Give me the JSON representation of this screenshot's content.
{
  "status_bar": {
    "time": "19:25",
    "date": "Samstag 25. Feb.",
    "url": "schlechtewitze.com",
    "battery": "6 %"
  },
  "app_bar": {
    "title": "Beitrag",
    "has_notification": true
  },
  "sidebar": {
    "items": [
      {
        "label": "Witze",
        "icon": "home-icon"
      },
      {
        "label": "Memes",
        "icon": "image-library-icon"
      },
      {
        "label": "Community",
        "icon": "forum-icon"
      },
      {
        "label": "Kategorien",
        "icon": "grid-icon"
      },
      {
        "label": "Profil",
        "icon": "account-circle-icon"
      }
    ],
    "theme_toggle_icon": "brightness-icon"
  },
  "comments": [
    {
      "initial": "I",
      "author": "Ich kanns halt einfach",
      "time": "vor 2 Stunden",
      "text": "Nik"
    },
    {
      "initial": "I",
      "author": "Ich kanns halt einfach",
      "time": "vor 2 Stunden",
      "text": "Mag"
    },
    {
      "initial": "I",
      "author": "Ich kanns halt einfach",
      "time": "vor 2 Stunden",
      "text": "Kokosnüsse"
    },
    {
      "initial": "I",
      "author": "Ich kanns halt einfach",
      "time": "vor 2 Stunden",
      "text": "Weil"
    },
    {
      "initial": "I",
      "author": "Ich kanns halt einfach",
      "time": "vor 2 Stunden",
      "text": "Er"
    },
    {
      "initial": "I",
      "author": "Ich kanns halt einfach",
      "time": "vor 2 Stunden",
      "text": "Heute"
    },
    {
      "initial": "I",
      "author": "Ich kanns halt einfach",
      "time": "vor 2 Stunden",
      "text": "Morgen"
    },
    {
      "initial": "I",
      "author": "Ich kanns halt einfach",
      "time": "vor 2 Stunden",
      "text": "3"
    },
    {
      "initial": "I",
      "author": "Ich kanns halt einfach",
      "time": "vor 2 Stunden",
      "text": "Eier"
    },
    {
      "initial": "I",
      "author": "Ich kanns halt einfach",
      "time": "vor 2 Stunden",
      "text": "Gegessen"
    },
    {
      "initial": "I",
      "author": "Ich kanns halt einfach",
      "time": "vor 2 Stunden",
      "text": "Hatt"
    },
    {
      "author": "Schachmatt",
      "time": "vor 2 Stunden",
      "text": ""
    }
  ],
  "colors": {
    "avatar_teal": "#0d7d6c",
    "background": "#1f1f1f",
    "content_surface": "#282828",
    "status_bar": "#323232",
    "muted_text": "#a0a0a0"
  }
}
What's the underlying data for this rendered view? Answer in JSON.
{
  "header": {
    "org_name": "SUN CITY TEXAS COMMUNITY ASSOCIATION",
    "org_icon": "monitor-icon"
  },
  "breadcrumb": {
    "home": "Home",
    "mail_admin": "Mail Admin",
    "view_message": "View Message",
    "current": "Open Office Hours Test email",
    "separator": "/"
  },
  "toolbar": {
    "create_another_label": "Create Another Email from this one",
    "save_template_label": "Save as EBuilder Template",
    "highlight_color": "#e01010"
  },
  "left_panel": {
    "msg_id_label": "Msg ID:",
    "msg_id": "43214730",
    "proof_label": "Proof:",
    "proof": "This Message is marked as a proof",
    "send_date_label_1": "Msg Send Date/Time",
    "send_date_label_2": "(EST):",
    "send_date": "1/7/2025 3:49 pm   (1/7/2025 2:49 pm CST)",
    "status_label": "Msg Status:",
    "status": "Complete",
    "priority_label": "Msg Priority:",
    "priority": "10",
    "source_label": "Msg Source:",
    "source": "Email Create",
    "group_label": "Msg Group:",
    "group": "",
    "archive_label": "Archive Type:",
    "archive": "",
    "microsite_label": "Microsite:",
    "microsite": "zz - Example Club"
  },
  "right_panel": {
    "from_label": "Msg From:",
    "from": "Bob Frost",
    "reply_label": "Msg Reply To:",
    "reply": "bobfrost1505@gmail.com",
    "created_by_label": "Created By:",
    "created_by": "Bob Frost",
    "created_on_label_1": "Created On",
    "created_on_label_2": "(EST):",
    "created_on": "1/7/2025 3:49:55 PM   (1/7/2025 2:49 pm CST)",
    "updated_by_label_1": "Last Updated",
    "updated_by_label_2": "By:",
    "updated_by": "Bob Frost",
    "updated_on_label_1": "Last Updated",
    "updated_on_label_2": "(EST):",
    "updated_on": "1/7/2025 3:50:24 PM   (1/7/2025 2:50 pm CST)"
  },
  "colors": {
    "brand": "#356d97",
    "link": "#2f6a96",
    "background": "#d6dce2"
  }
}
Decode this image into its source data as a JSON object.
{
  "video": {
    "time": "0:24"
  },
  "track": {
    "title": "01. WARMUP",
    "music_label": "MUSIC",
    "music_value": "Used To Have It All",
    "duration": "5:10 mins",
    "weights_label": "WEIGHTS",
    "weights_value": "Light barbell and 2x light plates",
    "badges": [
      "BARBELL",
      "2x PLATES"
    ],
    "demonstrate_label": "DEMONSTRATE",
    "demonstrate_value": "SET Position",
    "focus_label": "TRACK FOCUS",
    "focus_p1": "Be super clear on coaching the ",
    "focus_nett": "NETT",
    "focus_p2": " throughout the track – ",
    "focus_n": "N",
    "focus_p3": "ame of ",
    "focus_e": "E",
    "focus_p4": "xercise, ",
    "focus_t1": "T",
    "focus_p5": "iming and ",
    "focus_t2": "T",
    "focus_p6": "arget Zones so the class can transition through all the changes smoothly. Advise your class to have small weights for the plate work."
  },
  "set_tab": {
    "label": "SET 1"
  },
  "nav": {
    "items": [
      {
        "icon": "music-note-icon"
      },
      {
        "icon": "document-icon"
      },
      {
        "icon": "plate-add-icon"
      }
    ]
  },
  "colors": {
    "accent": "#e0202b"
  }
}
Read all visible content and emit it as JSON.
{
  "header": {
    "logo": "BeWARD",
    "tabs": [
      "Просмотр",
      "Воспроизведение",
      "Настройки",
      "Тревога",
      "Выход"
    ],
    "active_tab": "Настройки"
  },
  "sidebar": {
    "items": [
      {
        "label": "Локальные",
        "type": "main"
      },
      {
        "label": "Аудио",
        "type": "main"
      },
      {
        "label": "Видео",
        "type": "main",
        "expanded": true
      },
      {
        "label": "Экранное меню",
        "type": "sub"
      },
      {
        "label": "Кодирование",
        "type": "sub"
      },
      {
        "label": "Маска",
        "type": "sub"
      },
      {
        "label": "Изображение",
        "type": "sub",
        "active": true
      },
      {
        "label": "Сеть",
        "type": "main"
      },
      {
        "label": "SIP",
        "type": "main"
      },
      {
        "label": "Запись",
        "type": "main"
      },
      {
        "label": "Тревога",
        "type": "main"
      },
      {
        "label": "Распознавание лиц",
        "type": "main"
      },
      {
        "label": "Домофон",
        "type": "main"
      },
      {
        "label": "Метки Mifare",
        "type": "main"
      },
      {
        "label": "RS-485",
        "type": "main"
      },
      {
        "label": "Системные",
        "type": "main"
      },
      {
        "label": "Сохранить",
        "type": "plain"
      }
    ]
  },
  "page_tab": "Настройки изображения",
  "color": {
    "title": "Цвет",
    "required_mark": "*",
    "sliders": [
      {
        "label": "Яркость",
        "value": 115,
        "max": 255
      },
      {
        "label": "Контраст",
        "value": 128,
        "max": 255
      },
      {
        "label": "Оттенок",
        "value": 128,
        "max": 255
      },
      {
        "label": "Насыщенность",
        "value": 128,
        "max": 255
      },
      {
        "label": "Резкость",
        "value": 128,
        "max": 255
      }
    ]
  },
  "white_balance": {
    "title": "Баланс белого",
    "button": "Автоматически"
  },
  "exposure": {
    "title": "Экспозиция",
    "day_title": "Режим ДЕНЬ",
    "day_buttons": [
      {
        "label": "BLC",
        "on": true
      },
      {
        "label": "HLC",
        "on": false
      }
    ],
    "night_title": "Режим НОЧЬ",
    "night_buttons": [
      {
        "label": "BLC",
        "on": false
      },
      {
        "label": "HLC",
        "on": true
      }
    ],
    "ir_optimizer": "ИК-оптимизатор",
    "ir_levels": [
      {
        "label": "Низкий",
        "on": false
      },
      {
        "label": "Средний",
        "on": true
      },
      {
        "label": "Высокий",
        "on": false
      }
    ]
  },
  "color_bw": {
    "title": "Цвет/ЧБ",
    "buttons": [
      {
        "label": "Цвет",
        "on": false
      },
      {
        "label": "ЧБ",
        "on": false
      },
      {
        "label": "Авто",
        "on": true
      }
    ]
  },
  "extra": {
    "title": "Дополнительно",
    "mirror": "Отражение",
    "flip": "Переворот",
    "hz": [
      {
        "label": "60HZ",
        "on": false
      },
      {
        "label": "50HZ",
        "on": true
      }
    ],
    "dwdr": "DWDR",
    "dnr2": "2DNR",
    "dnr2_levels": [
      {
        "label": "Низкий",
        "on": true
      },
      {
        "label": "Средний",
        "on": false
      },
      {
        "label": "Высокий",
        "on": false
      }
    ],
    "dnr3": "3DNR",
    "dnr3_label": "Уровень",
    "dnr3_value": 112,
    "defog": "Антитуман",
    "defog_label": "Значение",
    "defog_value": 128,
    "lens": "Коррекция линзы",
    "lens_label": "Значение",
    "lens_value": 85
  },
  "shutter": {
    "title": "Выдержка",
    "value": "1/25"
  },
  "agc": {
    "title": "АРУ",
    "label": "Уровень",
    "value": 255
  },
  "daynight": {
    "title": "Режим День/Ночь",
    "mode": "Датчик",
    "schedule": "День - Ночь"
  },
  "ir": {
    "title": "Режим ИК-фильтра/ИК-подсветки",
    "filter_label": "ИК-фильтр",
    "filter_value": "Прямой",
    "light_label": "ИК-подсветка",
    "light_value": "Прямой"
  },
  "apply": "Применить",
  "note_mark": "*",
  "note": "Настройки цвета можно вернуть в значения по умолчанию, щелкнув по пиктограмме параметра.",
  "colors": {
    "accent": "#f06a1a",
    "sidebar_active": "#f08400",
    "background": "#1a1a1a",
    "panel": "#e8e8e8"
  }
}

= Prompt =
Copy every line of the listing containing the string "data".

= Solution to this problem =
What's the underlying data for this rendered view? Answer in JSON.
Decode this image into its source data as a JSON object.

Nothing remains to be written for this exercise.